Knives photo

We may earn revenue from the products available on this page and participate in affiliate programs. Learn More

I’m such an outspoken fan of replaceable-blade knives for field dressing, caping, and butchering that I’ve apparently earned a reputation as someone who doesn’t know how to sharpen a knife.

In reality, I use folders and fixed blades for much of my hunting work, and I spend so much of my time sharpening them that I’ve learned a few tricks to hone a sharper, more durable edge. Here’s a simple new way to approach an ancient task: sharpening your knife.

There are obviously many ways to skin a cat (or caribou), but I have to credit my dad for showing me this one. It works great for either your old skinner or your brand-new blade. Although good factory edges are shaving sharp right out of the box, they are generally slightly rough. With a few simple steps you can put a hard-wearing bevel on a blade and hone a dangerously sharp edge on any knife.

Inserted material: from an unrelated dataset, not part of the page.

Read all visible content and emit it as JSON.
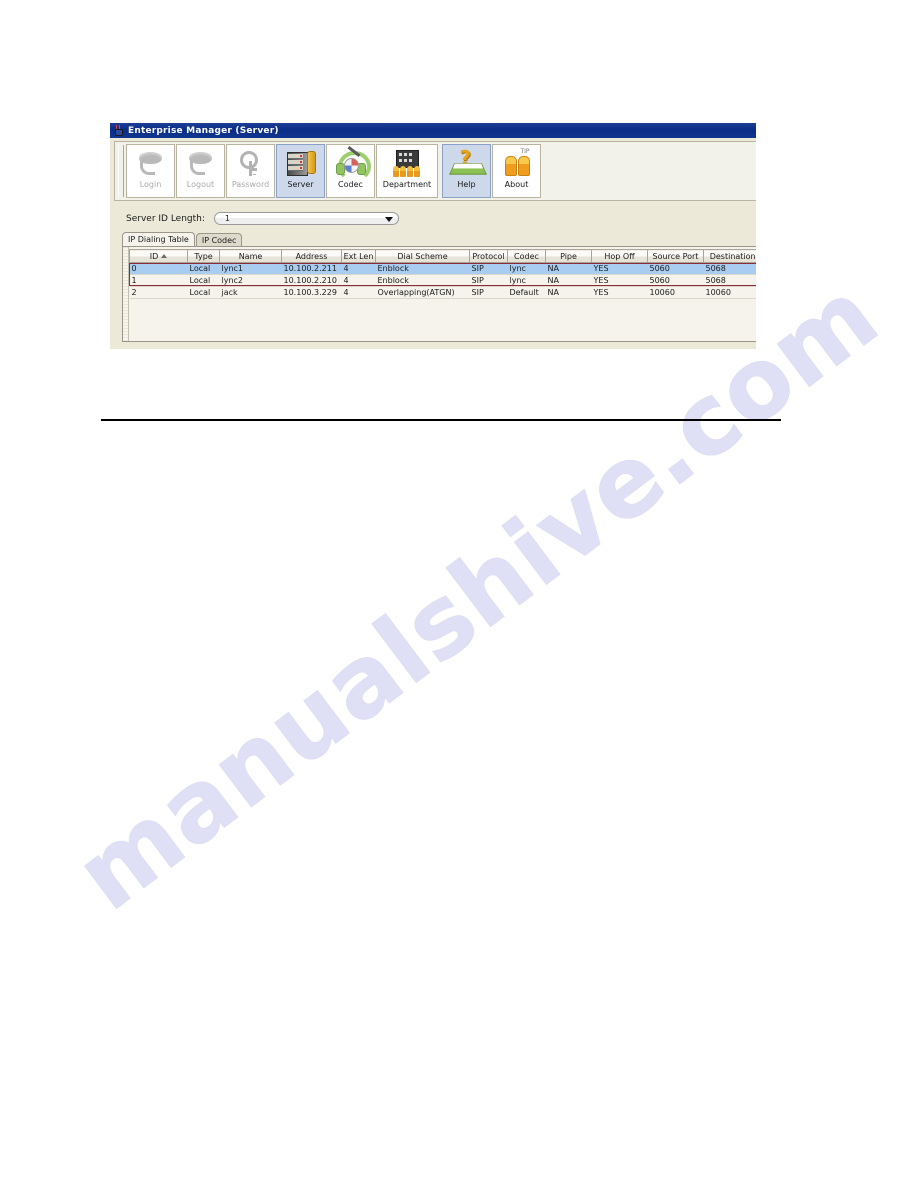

The first step is to paint the edge with a Sharpie or similar marker. This allows you to verify that you are honing at the right angle and getting all the way to the edge. Next, use a diamond stone with three different grits. Starting with heavy grit, I work the edge till all the marker ink is ground off. Start with the knife at a very flat angle and gently bring it across the the course grit (it doesn’t take much pressure). You will be able to see where the marker is being worn off at the top of the bevel. Gradually rotate the blade to a steeper angle and repeat until you can see that you are taking ink off the whole bevel, all the way out to the edge.

Getting the blade sharpened all the way to the edge is key. The marker ink allows you to verify that you are doing that. Once you have the initial edge, it’s then a matter of honing it down. After taking all of the ink off, you’ll have your edge established. Then, gently work the blade with finer grit in the same fashion to begin polishing out that edge.

Your blade will now be very sharp, but with one last step, it will be deadly. Using a leather strop to finish the blade is no secret (cardboard works great, too), but the key is to add a little grit with any number of diamond sprays. These sprays have diamond particles suspended in the liquid. When sprayed on a leather strop, the particles help to smooth out the edge better than just leather. Be careful to keep the same angle that you built up with the diamond stone and make sure you don’t roll the edge of the blade over on the leather. You’ll find that with a little stropping, you will very quickly have a blade that is about as sharp as you can get.